*Work task:* Your answer must be one number: the count of lines below that hold the word "score".

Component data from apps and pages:
-*-*-

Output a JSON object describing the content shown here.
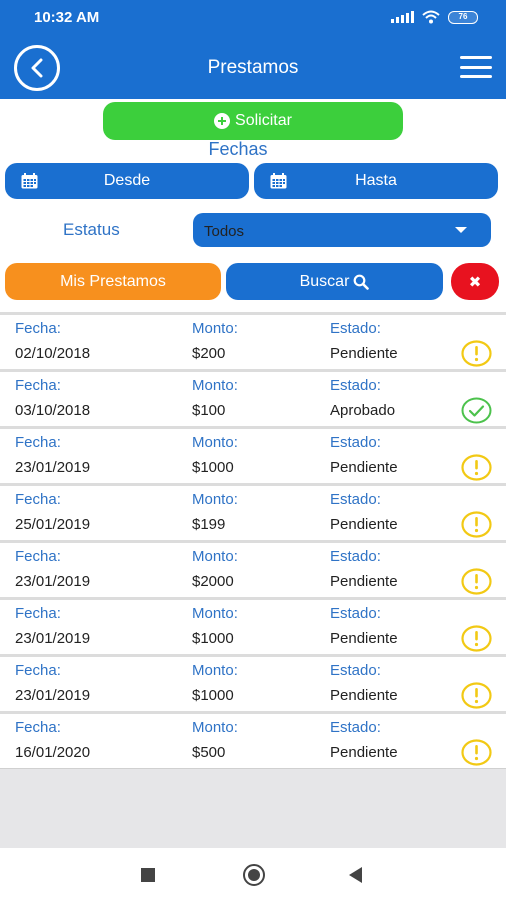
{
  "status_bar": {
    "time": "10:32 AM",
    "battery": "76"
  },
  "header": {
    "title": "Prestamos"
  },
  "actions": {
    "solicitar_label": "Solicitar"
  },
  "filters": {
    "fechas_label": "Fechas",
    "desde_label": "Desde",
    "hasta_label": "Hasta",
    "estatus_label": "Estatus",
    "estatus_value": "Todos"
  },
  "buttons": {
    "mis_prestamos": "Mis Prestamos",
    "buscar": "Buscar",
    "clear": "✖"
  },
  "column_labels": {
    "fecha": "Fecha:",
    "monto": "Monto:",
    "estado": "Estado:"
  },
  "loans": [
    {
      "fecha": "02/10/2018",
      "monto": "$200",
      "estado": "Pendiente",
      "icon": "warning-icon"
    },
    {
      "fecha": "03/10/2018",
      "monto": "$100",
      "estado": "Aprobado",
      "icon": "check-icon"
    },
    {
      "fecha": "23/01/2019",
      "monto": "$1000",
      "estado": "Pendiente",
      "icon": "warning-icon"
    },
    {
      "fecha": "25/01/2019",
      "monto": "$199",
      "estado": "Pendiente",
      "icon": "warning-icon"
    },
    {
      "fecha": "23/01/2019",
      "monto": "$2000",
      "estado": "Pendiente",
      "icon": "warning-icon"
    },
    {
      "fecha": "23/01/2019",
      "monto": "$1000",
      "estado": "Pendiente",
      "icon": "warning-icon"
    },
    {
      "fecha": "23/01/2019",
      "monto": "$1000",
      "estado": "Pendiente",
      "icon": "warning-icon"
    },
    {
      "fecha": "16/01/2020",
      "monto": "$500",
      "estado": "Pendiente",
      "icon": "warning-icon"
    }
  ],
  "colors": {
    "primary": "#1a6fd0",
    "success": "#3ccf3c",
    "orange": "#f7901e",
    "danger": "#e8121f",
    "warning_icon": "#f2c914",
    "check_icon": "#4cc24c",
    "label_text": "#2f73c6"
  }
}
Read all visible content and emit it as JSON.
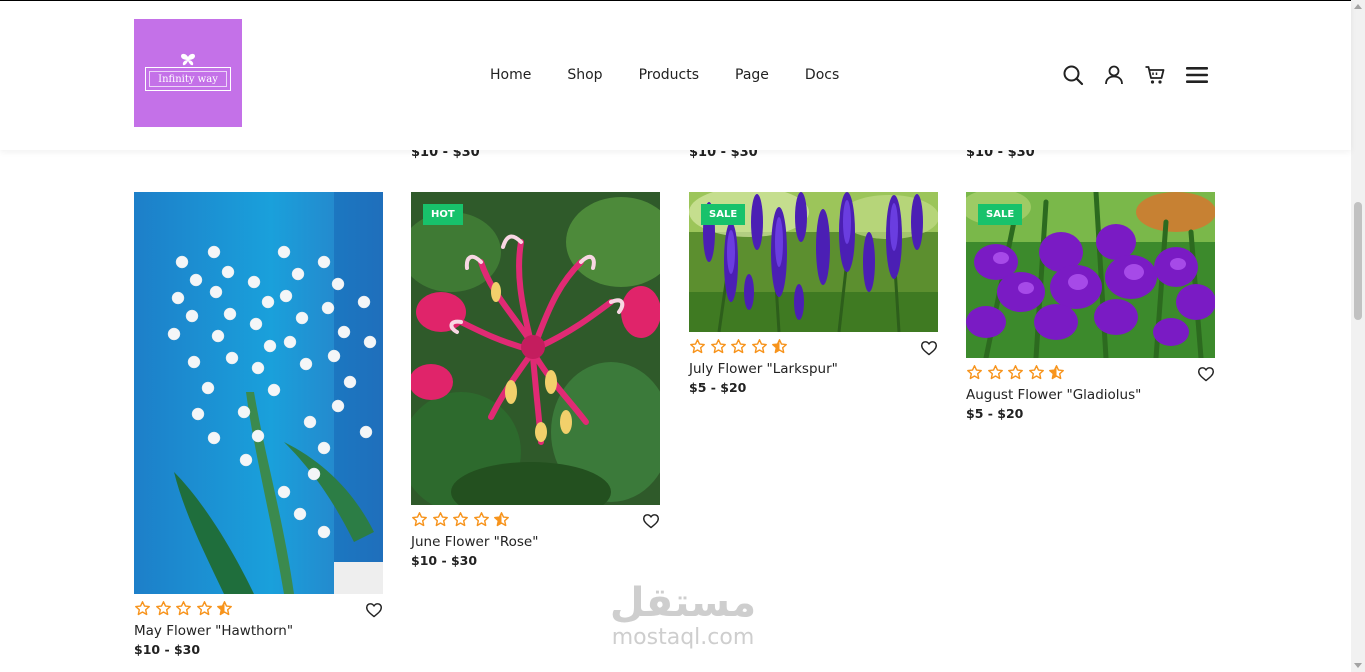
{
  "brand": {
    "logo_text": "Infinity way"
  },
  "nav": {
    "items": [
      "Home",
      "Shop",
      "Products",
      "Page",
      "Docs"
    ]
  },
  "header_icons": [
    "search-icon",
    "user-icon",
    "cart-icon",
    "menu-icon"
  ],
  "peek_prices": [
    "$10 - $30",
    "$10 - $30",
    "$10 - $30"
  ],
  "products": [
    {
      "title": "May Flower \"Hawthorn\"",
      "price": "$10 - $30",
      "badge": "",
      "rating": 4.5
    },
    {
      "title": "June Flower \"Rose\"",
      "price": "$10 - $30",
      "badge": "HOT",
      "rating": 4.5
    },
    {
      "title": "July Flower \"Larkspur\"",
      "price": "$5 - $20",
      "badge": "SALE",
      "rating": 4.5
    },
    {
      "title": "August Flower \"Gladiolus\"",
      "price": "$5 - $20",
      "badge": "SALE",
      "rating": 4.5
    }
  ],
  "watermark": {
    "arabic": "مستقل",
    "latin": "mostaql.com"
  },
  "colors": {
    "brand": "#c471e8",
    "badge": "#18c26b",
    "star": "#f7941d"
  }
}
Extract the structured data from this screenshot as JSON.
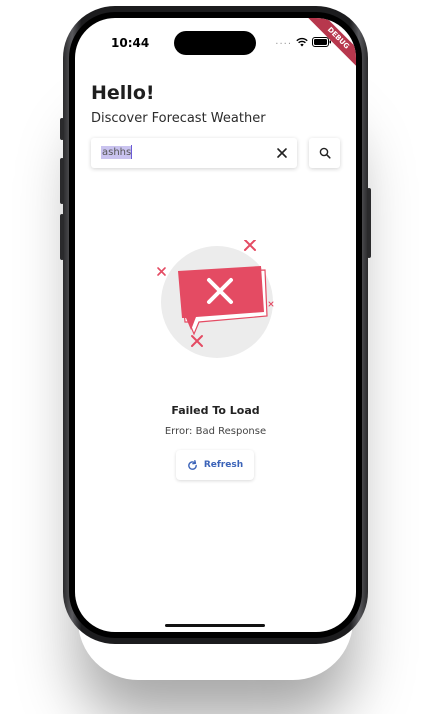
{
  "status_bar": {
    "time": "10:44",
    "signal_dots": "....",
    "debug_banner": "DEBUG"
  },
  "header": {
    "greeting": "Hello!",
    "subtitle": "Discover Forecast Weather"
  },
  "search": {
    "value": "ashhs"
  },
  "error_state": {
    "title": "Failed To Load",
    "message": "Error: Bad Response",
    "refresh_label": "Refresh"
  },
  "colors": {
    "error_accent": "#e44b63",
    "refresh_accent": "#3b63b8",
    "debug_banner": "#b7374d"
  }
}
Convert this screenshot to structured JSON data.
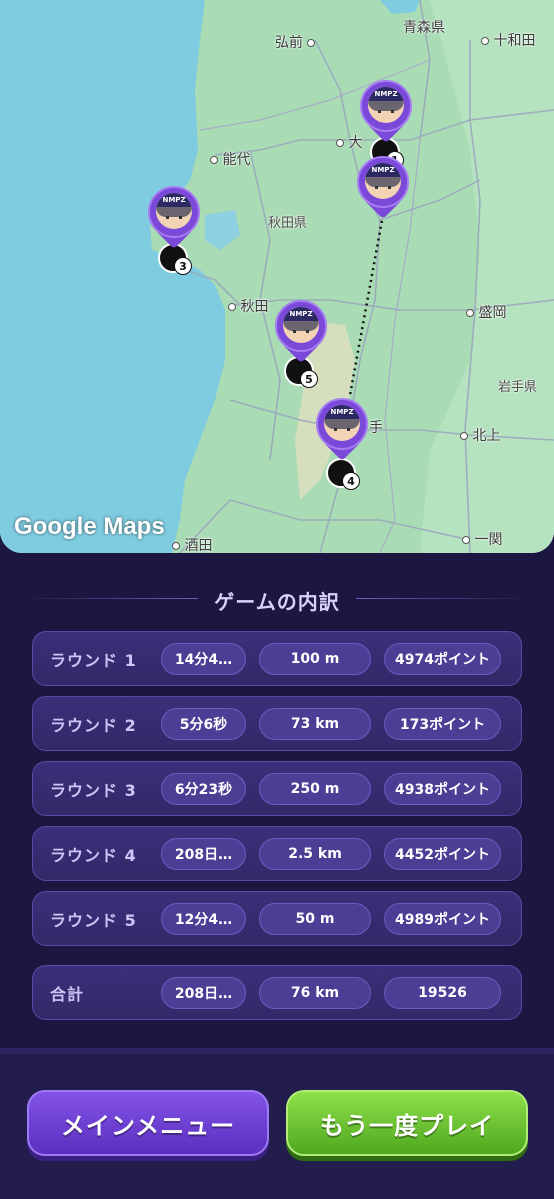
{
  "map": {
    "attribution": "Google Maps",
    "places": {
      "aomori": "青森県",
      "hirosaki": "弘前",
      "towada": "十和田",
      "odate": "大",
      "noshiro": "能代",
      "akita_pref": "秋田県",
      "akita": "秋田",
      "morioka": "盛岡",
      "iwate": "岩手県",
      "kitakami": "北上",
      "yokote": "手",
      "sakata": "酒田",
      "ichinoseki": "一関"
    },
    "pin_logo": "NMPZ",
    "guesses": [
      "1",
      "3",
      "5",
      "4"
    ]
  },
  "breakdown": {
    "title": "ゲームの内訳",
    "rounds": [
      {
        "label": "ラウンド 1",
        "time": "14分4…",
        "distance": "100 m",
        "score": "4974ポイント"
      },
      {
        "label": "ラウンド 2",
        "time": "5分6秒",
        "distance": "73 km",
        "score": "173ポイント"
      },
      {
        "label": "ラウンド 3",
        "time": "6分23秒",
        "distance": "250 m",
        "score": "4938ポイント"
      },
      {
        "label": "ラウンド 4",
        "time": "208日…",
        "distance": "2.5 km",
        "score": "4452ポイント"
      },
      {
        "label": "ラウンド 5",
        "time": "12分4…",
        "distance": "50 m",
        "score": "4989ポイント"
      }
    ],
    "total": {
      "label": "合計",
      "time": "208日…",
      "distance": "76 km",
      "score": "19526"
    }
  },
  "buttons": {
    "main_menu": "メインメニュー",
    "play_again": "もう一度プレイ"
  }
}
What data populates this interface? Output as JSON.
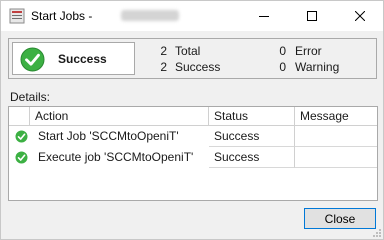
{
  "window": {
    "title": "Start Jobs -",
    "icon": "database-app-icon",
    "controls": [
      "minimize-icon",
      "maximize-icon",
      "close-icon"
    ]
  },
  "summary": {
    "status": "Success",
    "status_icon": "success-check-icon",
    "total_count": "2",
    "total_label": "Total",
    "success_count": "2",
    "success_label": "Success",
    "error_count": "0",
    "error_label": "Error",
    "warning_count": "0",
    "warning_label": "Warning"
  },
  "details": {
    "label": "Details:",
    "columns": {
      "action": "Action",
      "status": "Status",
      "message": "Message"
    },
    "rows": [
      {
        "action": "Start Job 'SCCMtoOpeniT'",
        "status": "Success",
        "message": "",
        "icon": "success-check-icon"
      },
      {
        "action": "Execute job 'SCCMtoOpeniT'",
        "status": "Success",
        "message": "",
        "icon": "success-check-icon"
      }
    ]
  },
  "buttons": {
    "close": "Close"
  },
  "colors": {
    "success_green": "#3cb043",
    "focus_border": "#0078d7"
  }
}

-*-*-

*Result below:* 6